Investors in shopping areas can’t rely exclusively on walkers. So they face a dilemma: To pursue pedestrian-friendly urban design that will entice local residents into walking, they may install just a few parking spaces. But to attract customers from outside the neighborhood, they must provide ample parking. However, a design that incorporates large asphalt areas for cars might deter some from moving into the neighborhood because it would then seem uninviting—and unconducive to walking.
Of course, every shopping center developer and every shopkeeper is eager to attract lots of customers. They don’t care whether they come by foot or car. But to attract large numbers they must provide plenty of parking. The New Urbanists’s challenge is to incorporate enough parking into the site plan to attract customers without making the physical design unattractive. To design a shopping center only for walkers, or even primarily for walkers, might doom the investment from the start.
Calthorpe, Peter, The Next American Metropolis: Ecology, Community and the American Dream (Princeton, New Jersey: Princeton Architectural Press, 1993).
Katz, Peter, The New Urbanism: Toward an Architecture of Community (New York: McGraw-Hill, 1994).
Crane, Randall, “Cars and Drivers in New Suburbs: Linking Access to Travel in Neotraditional Planning,” Journal of the American Planning Association, vol. 62, no. 1, 1996, pp. 51-65.
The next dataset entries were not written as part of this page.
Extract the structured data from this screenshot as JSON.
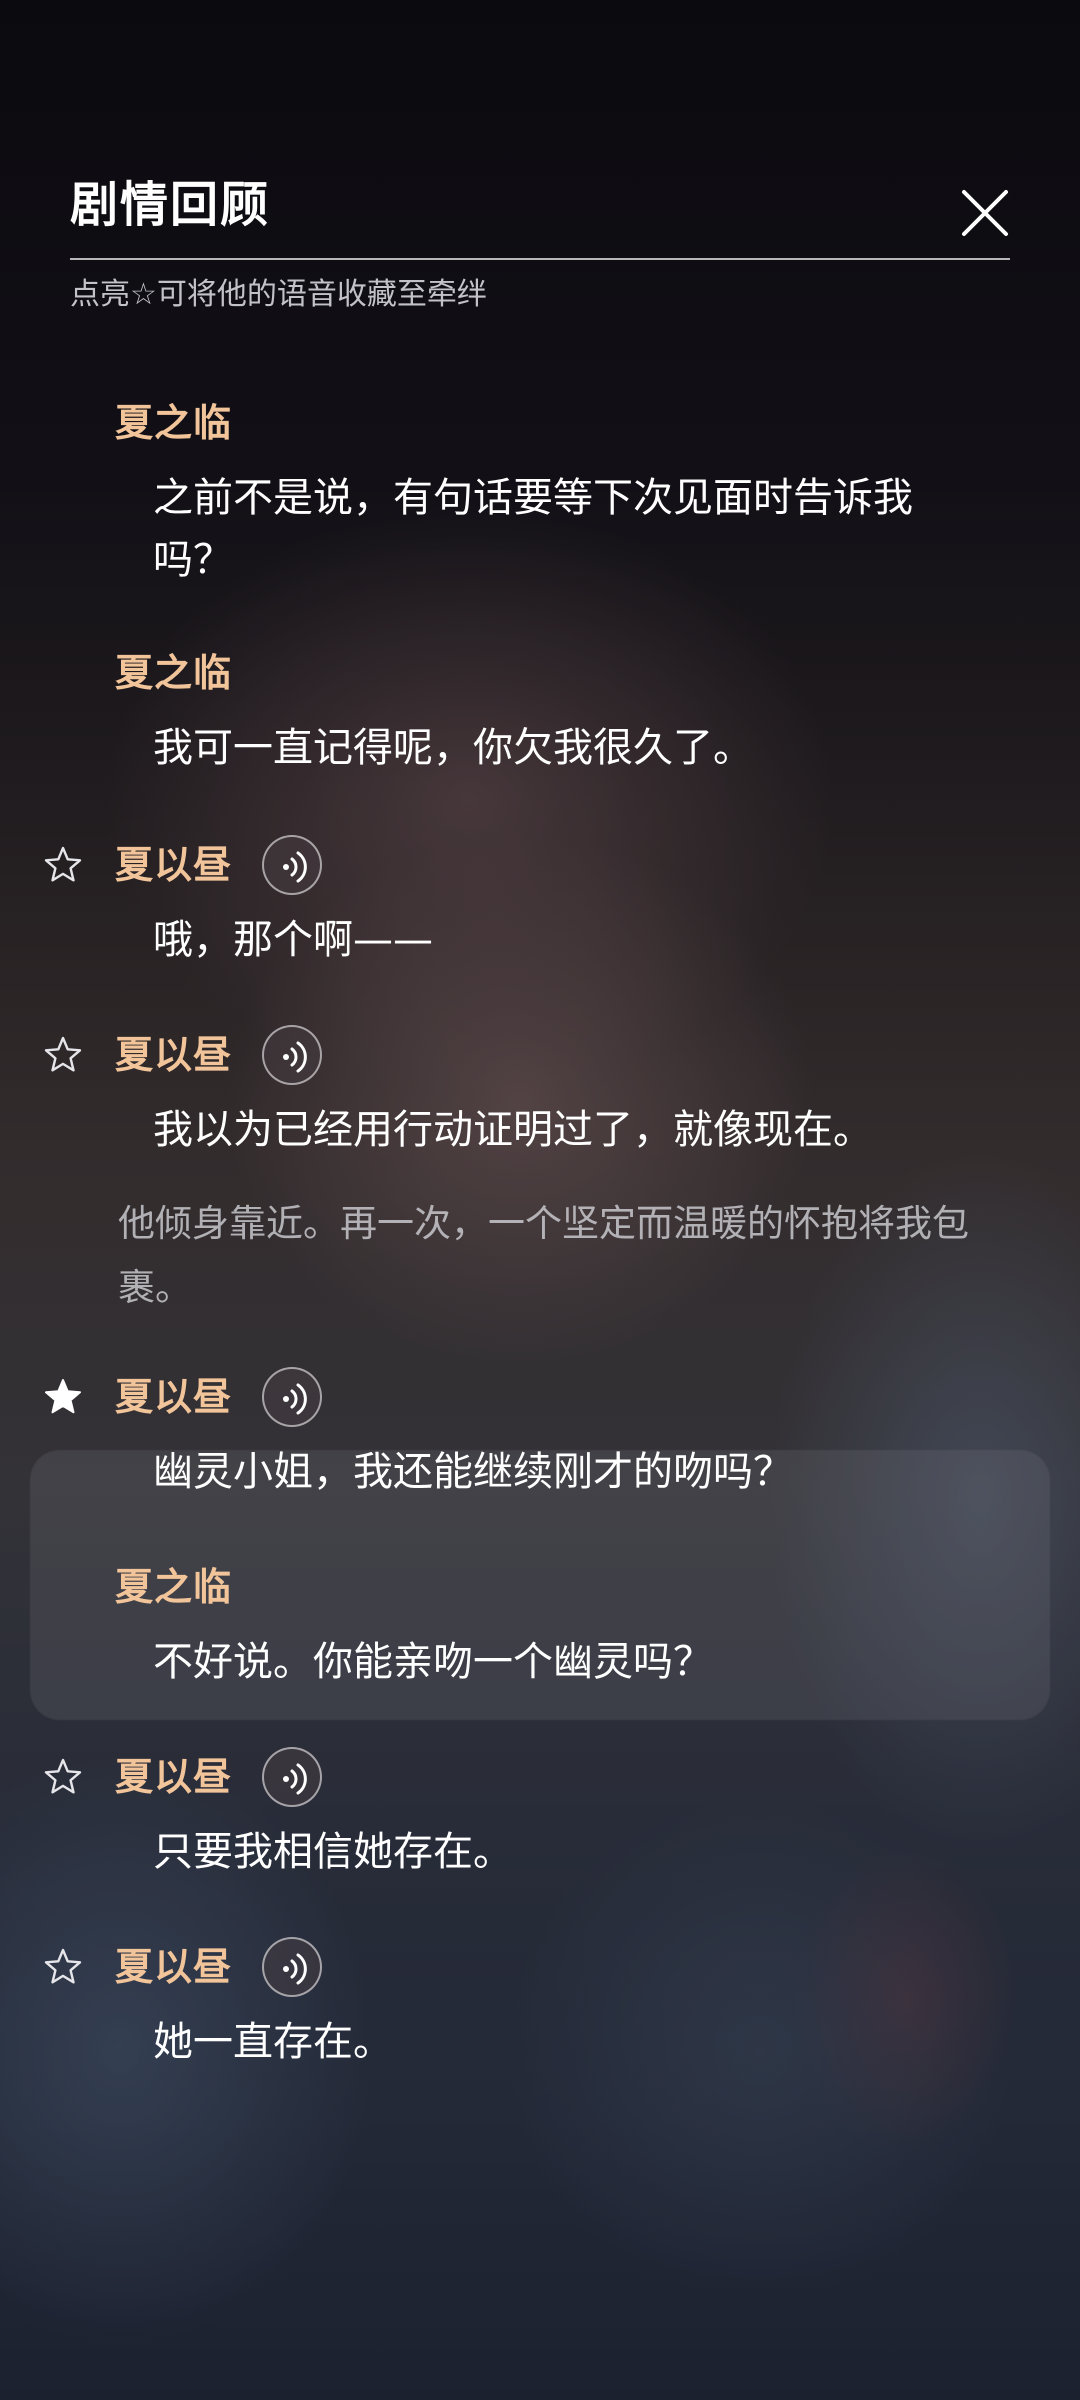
{
  "header": {
    "title": "剧情回顾",
    "hint": "点亮☆可将他的语音收藏至牵绊"
  },
  "messages": [
    {
      "speaker": "夏之临",
      "text": "之前不是说，有句话要等下次见面时告诉我吗？",
      "starred": null,
      "voice": false
    },
    {
      "speaker": "夏之临",
      "text": "我可一直记得呢，你欠我很久了。",
      "starred": null,
      "voice": false
    },
    {
      "speaker": "夏以昼",
      "text": "哦，那个啊——",
      "starred": false,
      "voice": true
    },
    {
      "speaker": "夏以昼",
      "text": "我以为已经用行动证明过了，就像现在。",
      "starred": false,
      "voice": true
    },
    {
      "narration": "他倾身靠近。再一次，一个坚定而温暖的怀抱将我包裹。"
    },
    {
      "speaker": "夏以昼",
      "text": "幽灵小姐，我还能继续刚才的吻吗？",
      "starred": true,
      "voice": true
    },
    {
      "speaker": "夏之临",
      "text": "不好说。你能亲吻一个幽灵吗？",
      "starred": null,
      "voice": false
    },
    {
      "speaker": "夏以昼",
      "text": "只要我相信她存在。",
      "starred": false,
      "voice": true
    },
    {
      "speaker": "夏以昼",
      "text": "她一直存在。",
      "starred": false,
      "voice": true
    }
  ],
  "colors": {
    "speaker": "#f2c49a",
    "text": "#ffffff",
    "narration": "#cdcdd2"
  }
}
Fulton, William, The New Urbanism: Hope or Hype for American Communities (Cambridge, MA: Lincoln Institute of Land Policy, 1996). New Urbanism, Harvard Design Magazine, Winter/Spring 1997 (includes several relevant articles).